▸ **TASK STATEMENT**: Your reply should consist of the entries, copied exactly and stripped of images.
--*--
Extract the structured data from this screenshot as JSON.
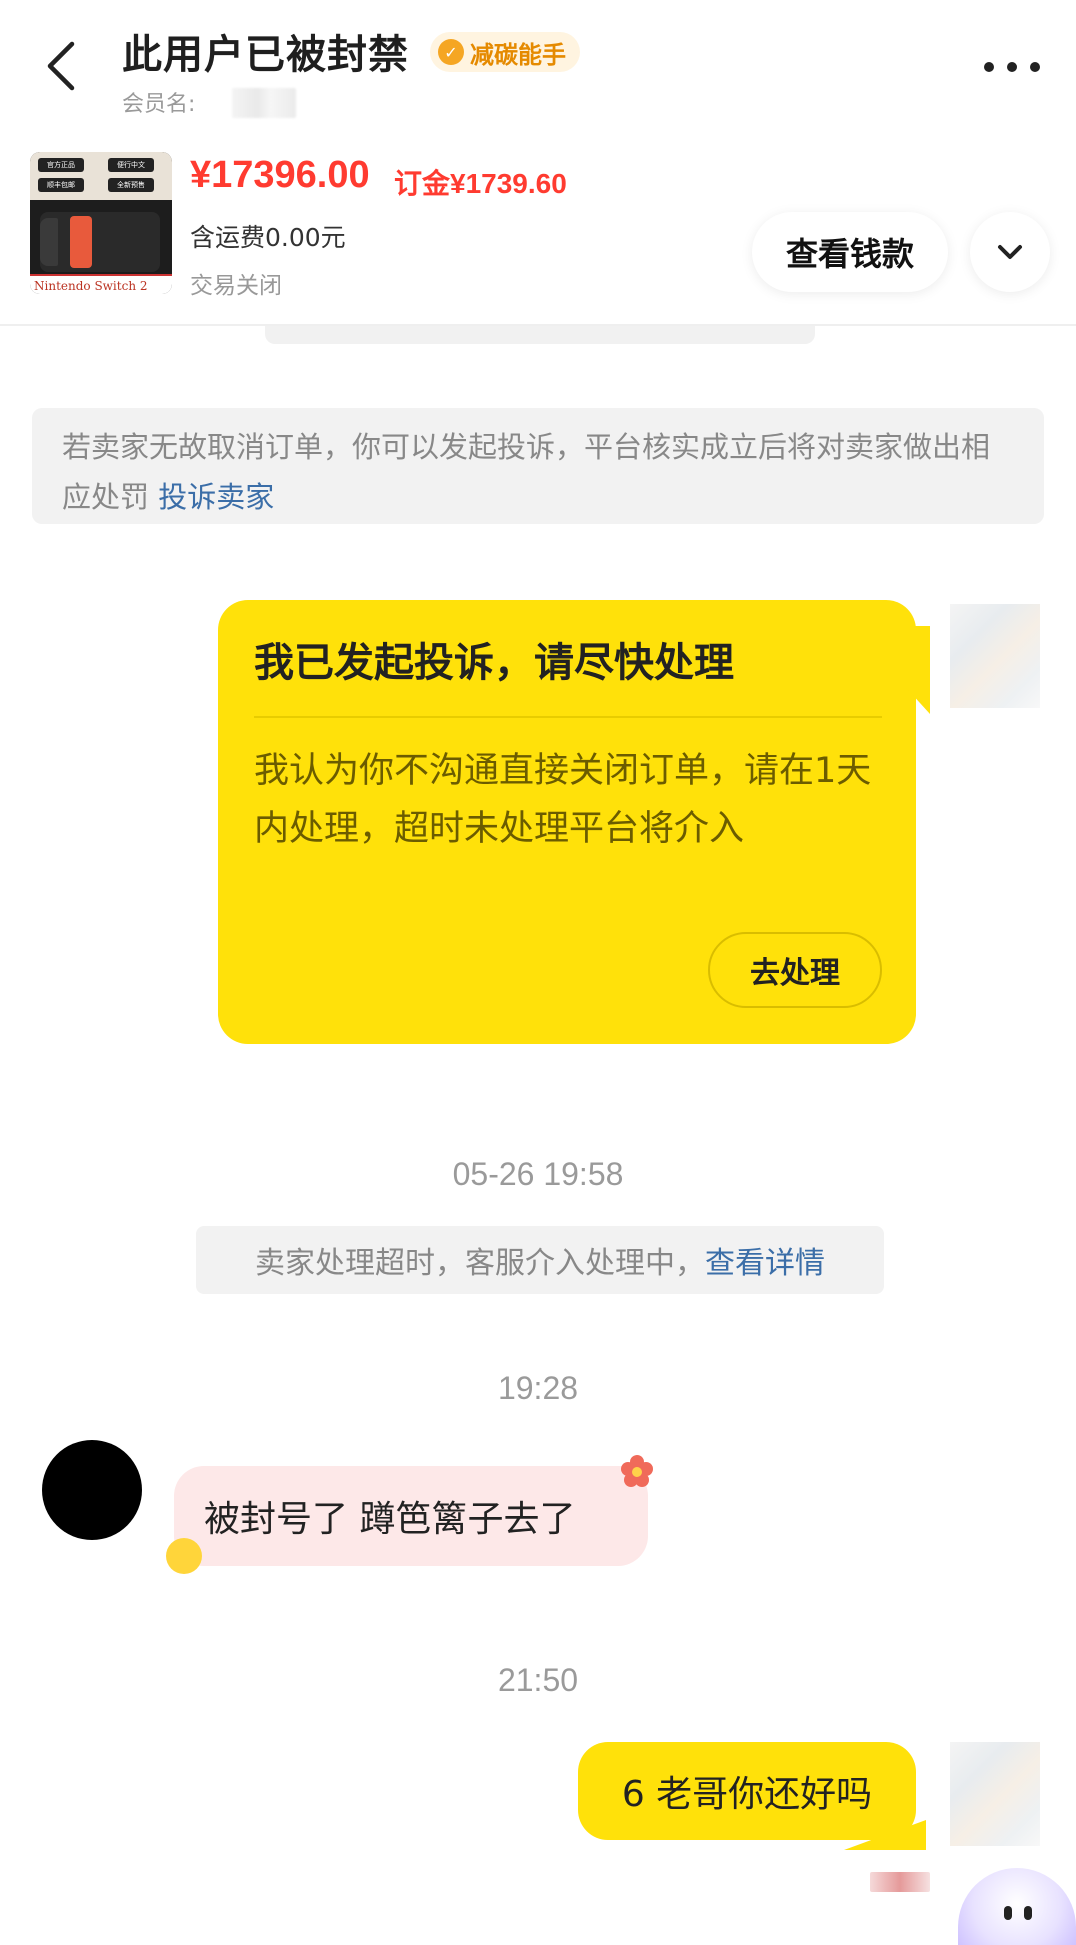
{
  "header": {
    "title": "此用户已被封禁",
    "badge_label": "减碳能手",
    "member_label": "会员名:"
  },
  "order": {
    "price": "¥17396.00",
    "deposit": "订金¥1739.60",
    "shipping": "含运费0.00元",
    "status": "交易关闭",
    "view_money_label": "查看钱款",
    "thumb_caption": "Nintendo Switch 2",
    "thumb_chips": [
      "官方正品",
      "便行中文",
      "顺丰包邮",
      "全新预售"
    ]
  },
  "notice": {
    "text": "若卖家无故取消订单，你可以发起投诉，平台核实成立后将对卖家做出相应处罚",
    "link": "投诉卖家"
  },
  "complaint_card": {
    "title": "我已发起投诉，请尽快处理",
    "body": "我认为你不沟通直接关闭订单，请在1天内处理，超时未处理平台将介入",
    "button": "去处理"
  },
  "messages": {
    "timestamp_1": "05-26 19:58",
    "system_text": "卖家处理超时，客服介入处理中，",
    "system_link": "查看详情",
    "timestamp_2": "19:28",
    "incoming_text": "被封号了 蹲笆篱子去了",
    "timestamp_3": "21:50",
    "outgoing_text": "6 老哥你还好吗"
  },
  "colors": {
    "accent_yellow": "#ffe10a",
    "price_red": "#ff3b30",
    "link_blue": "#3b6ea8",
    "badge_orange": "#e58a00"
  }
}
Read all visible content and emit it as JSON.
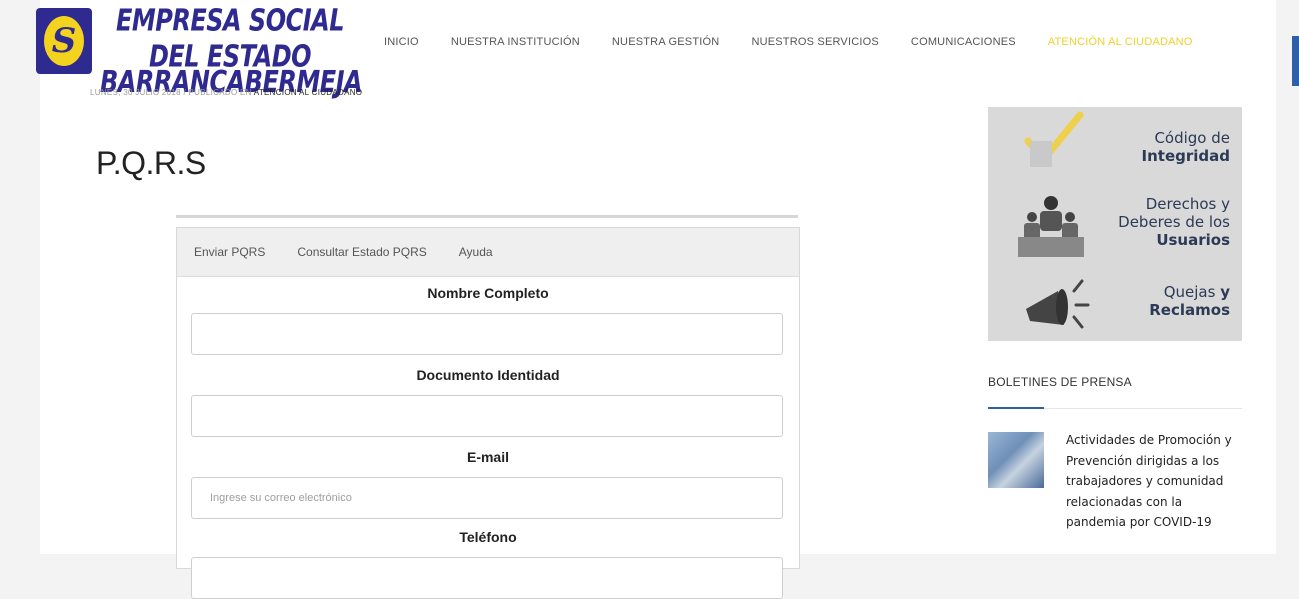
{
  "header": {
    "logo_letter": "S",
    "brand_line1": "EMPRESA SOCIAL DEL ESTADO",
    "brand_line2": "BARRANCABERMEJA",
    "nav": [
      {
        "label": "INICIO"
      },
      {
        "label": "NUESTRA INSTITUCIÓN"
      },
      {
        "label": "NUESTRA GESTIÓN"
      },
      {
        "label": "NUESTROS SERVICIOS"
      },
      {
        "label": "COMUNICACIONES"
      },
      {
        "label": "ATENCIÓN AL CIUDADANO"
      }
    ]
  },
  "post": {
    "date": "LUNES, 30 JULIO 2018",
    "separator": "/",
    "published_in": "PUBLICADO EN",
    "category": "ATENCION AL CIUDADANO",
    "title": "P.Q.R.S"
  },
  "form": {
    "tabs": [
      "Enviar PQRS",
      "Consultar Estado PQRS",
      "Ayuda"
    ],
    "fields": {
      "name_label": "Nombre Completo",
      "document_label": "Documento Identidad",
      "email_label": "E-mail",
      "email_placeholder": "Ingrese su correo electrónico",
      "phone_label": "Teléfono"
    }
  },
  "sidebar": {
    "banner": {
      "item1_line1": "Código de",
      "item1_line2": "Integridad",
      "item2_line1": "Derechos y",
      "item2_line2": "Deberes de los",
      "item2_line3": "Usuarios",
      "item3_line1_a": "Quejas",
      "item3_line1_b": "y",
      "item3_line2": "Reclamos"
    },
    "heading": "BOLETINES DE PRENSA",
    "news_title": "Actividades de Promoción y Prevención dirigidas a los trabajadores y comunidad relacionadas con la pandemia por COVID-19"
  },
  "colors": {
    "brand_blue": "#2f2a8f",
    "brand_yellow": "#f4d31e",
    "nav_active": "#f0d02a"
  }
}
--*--
▸ **RESULT BELOW**:
Extract the structured data from this screenshot as JSON.
{
  "header": {
    "title": "此用户已被封禁",
    "badge_label": "减碳能手",
    "member_label": "会员名:"
  },
  "order": {
    "price": "¥17396.00",
    "deposit": "订金¥1739.60",
    "shipping": "含运费0.00元",
    "status": "交易关闭",
    "view_money_label": "查看钱款",
    "thumb_caption": "Nintendo Switch 2",
    "thumb_chips": [
      "官方正品",
      "便行中文",
      "顺丰包邮",
      "全新预售"
    ]
  },
  "notice": {
    "text": "若卖家无故取消订单，你可以发起投诉，平台核实成立后将对卖家做出相应处罚",
    "link": "投诉卖家"
  },
  "complaint_card": {
    "title": "我已发起投诉，请尽快处理",
    "body": "我认为你不沟通直接关闭订单，请在1天内处理，超时未处理平台将介入",
    "button": "去处理"
  },
  "messages": {
    "timestamp_1": "05-26 19:58",
    "system_text": "卖家处理超时，客服介入处理中，",
    "system_link": "查看详情",
    "timestamp_2": "19:28",
    "incoming_text": "被封号了 蹲笆篱子去了",
    "timestamp_3": "21:50",
    "outgoing_text": "6 老哥你还好吗"
  },
  "colors": {
    "accent_yellow": "#ffe10a",
    "price_red": "#ff3b30",
    "link_blue": "#3b6ea8",
    "badge_orange": "#e58a00"
  }
}
Read all visible content and emit it as JSON.
{
  "header": {
    "logo_letter": "S",
    "brand_line1": "EMPRESA SOCIAL DEL ESTADO",
    "brand_line2": "BARRANCABERMEJA",
    "nav": [
      {
        "label": "INICIO"
      },
      {
        "label": "NUESTRA INSTITUCIÓN"
      },
      {
        "label": "NUESTRA GESTIÓN"
      },
      {
        "label": "NUESTROS SERVICIOS"
      },
      {
        "label": "COMUNICACIONES"
      },
      {
        "label": "ATENCIÓN AL CIUDADANO"
      }
    ]
  },
  "post": {
    "date": "LUNES, 30 JULIO 2018",
    "separator": "/",
    "published_in": "PUBLICADO EN",
    "category": "ATENCION AL CIUDADANO",
    "title": "P.Q.R.S"
  },
  "form": {
    "tabs": [
      "Enviar PQRS",
      "Consultar Estado PQRS",
      "Ayuda"
    ],
    "fields": {
      "name_label": "Nombre Completo",
      "document_label": "Documento Identidad",
      "email_label": "E-mail",
      "email_placeholder": "Ingrese su correo electrónico",
      "phone_label": "Teléfono"
    }
  },
  "sidebar": {
    "banner": {
      "item1_line1": "Código de",
      "item1_line2": "Integridad",
      "item2_line1": "Derechos y",
      "item2_line2": "Deberes de los",
      "item2_line3": "Usuarios",
      "item3_line1_a": "Quejas",
      "item3_line1_b": "y",
      "item3_line2": "Reclamos"
    },
    "heading": "BOLETINES DE PRENSA",
    "news_title": "Actividades de Promoción y Prevención dirigidas a los trabajadores y comunidad relacionadas con la pandemia por COVID-19"
  },
  "colors": {
    "brand_blue": "#2f2a8f",
    "brand_yellow": "#f4d31e",
    "nav_active": "#f0d02a"
  }
}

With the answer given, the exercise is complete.